• [WHAT THE EXERCISE ASKS]
Copy out each line of the data that holds the word "Linken".

• [SOURCE MATERIAL]
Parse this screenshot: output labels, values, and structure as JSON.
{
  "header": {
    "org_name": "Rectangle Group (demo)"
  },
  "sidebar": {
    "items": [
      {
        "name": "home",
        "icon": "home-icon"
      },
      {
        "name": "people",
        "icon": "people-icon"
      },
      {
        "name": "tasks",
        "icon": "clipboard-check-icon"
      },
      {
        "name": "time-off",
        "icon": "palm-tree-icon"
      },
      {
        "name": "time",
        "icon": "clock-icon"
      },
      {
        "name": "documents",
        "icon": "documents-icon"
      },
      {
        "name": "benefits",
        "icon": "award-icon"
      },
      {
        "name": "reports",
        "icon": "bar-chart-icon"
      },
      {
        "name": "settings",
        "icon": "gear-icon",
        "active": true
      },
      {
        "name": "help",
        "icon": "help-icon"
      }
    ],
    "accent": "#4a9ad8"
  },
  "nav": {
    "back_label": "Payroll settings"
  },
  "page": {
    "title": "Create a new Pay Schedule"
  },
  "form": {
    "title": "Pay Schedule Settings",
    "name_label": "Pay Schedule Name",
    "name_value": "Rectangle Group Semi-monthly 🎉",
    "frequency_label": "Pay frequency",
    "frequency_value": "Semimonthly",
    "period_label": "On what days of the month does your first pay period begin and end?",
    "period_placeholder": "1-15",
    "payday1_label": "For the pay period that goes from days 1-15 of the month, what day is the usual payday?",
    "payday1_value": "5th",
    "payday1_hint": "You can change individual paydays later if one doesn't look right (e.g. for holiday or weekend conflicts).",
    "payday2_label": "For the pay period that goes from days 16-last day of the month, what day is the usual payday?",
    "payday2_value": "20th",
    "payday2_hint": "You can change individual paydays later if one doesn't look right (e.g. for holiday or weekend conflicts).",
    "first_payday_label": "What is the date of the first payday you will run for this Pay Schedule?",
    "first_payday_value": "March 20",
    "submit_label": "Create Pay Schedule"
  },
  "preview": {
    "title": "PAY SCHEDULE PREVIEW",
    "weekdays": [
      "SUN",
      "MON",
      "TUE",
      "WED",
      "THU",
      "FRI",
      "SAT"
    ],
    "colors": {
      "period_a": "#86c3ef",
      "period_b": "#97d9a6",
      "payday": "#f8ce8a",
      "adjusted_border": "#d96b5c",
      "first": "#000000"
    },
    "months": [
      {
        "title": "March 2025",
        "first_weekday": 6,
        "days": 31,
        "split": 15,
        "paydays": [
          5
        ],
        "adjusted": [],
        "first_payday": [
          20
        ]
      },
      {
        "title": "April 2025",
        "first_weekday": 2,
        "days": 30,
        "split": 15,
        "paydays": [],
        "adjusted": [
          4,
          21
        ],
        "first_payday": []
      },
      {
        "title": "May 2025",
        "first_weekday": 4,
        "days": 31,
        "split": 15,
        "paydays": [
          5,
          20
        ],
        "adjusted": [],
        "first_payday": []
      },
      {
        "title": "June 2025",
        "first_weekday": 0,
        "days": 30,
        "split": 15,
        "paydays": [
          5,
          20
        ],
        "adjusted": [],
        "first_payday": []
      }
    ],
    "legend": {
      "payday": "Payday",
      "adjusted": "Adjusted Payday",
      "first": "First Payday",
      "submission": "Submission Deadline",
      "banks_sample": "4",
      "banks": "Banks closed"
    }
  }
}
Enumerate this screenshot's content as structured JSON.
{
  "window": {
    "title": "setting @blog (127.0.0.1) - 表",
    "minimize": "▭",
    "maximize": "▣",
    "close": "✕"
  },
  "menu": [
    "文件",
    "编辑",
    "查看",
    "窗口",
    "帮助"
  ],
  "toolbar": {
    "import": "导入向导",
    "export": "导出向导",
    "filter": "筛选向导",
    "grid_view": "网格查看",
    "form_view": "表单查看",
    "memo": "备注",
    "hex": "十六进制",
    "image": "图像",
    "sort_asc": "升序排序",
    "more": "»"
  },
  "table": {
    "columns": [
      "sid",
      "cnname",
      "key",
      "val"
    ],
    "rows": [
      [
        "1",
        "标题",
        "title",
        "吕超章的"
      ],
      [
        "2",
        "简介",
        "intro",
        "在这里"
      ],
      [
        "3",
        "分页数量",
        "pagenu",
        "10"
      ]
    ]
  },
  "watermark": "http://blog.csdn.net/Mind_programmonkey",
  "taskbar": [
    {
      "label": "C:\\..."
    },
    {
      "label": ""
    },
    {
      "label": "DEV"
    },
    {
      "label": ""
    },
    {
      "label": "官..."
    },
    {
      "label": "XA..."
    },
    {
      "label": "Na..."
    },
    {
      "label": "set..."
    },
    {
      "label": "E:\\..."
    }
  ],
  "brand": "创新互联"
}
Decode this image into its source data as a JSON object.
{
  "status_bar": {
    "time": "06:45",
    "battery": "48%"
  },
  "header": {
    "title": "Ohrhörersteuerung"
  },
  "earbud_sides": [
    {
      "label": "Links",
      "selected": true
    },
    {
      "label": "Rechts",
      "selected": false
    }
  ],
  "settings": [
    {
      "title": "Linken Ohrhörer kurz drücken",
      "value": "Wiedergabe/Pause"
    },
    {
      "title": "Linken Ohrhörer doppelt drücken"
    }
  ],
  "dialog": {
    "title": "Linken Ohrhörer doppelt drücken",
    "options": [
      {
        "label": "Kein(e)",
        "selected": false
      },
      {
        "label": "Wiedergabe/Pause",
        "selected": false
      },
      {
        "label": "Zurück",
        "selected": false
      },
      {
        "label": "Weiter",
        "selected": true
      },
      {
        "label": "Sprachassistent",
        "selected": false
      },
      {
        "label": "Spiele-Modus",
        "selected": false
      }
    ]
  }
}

• [RESULT]
      "title": "Linken Ohrhörer kurz drücken",
      "title": "Linken Ohrhörer doppelt drücken"
    "title": "Linken Ohrhörer doppelt drücken",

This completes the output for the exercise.